Search the entries for the word "value". Copy every line where it turns up.

-------- Data --------

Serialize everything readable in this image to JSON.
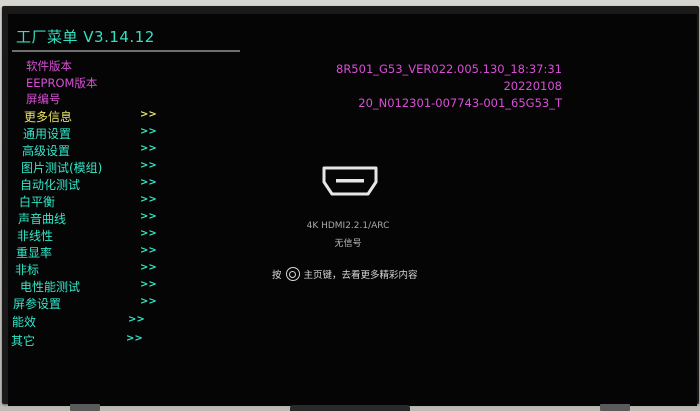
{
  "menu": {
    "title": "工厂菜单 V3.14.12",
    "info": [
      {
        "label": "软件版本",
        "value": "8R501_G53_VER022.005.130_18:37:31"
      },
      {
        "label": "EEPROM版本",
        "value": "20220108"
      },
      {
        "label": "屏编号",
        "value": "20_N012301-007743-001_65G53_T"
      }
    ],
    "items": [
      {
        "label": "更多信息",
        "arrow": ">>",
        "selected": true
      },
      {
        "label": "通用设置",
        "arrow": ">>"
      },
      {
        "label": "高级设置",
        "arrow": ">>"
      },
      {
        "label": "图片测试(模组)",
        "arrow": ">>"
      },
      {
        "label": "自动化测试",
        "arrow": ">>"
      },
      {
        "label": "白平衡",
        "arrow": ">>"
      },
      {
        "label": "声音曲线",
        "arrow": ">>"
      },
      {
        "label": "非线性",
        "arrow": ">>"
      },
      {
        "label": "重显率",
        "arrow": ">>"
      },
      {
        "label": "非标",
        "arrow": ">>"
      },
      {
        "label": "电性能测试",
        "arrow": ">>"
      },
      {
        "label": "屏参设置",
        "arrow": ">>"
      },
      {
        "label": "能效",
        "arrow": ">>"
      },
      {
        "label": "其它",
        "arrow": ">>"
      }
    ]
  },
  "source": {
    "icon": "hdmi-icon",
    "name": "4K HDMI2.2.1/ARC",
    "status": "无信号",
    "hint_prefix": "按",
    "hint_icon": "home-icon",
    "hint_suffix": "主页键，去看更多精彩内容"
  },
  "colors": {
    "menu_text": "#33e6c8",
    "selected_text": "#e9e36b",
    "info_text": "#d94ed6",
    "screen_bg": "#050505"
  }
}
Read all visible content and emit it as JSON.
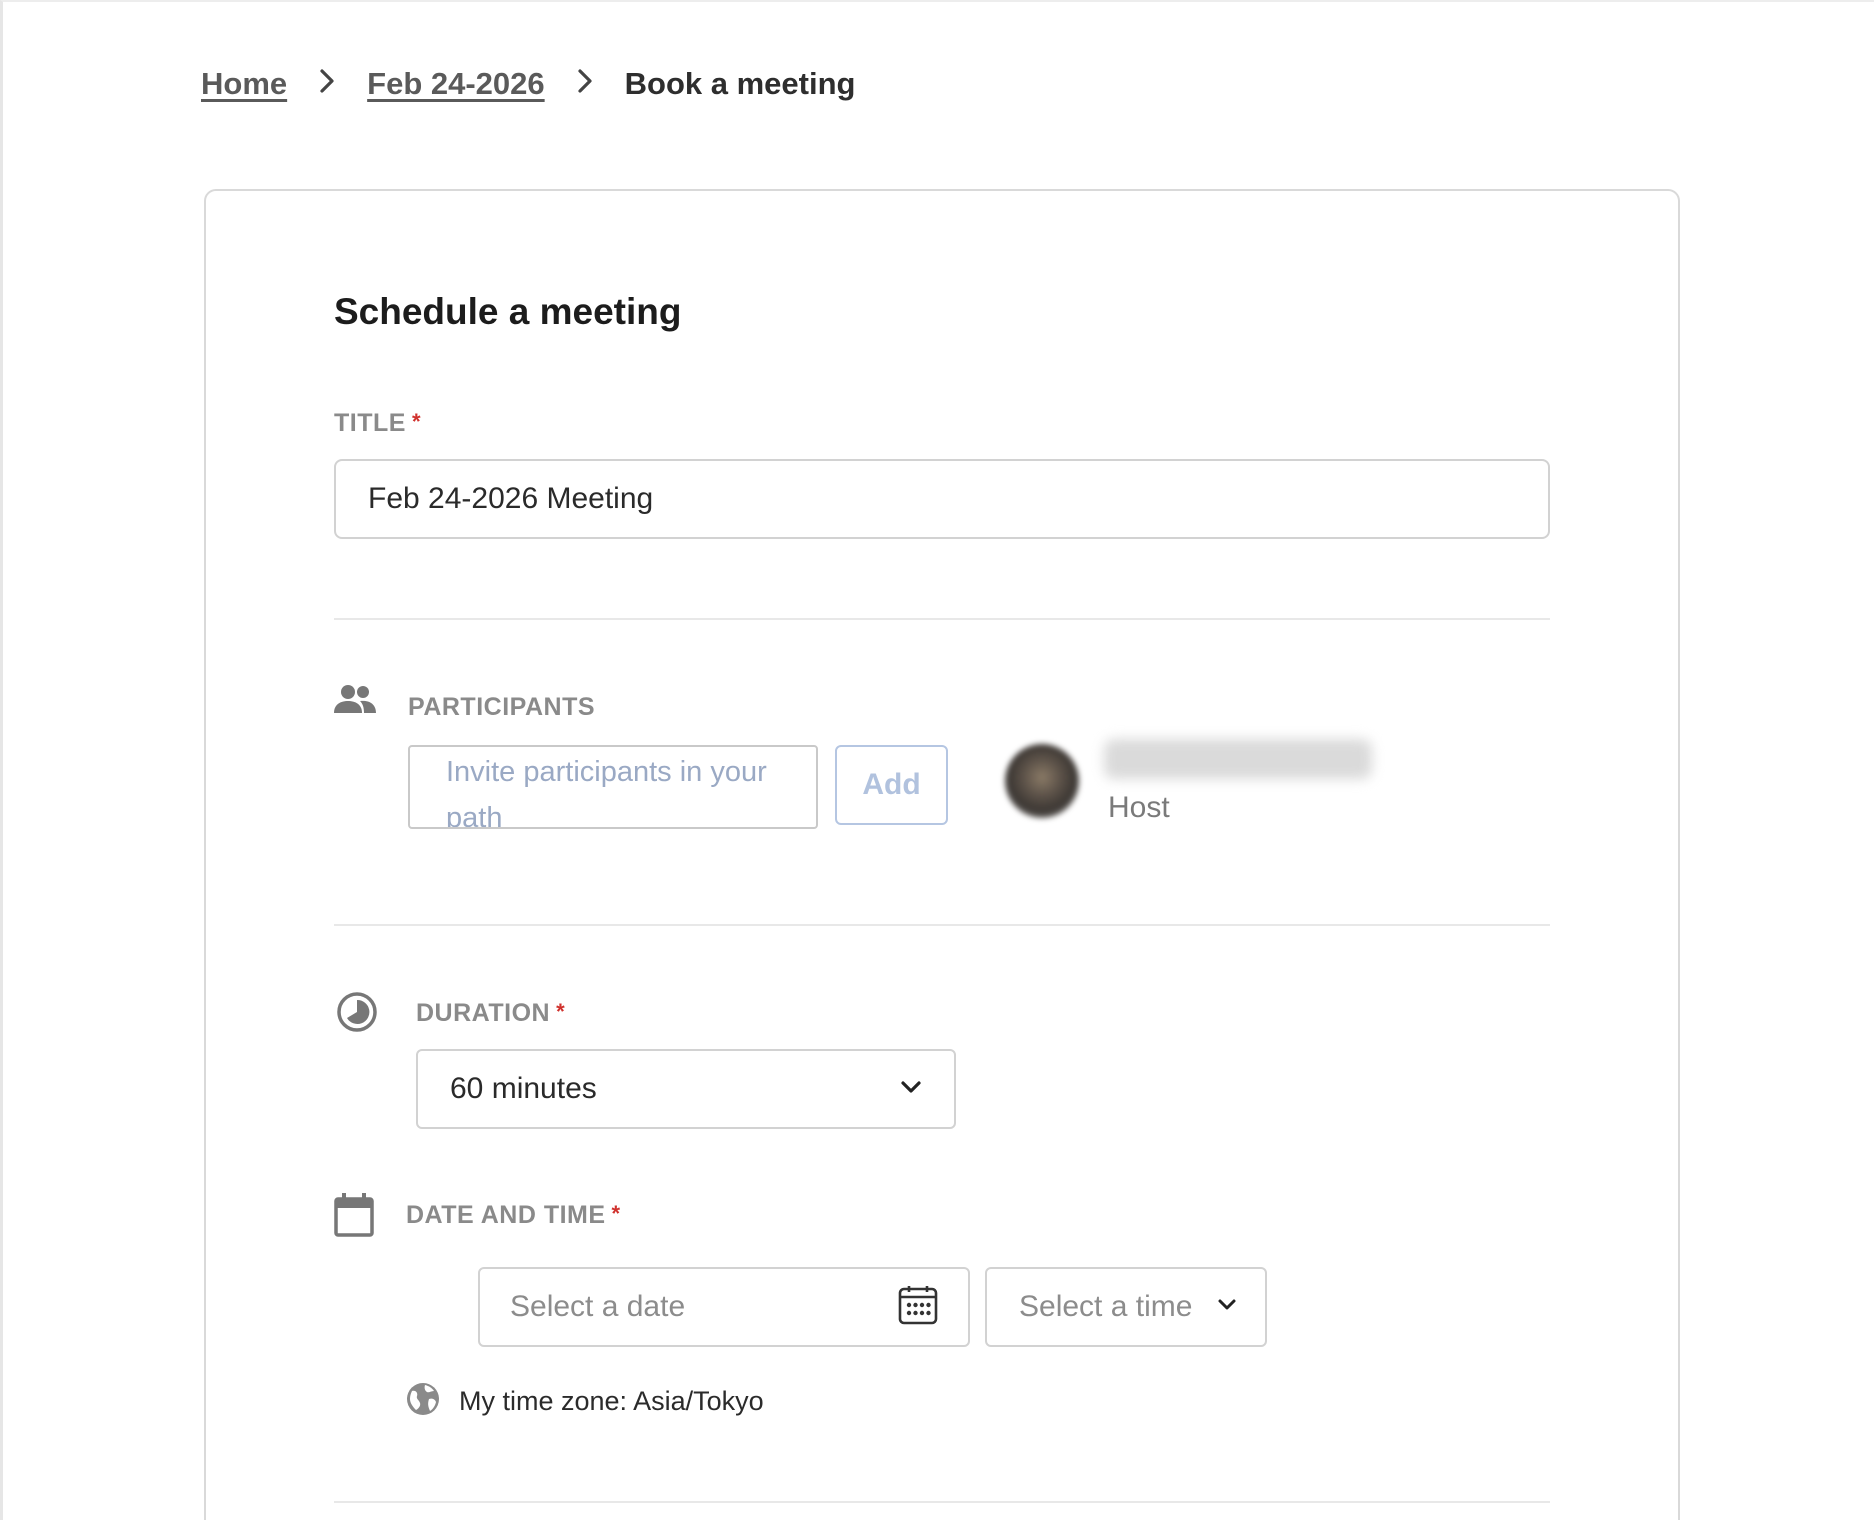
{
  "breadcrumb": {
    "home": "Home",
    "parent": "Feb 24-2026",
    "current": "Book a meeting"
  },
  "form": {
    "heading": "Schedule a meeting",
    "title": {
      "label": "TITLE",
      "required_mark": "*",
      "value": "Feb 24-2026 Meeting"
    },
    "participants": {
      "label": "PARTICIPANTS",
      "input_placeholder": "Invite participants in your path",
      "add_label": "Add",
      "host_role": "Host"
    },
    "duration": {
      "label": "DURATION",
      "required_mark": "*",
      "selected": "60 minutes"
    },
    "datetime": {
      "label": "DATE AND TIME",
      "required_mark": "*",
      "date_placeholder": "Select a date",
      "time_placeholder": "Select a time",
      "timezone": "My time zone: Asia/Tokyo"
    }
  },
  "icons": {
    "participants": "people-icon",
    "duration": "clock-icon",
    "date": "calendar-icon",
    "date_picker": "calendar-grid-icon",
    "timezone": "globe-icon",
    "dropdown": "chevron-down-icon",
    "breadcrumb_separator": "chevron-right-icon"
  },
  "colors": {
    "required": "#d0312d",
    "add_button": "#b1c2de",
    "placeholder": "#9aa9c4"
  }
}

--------

Response to the exercise
        "value": "8R501_G53_VER022.005.130_18:37:31"
        "value": "20220108"
        "value": "20_N012301-007743-001_65G53_T"
      "value": "Feb 24-2026 Meeting"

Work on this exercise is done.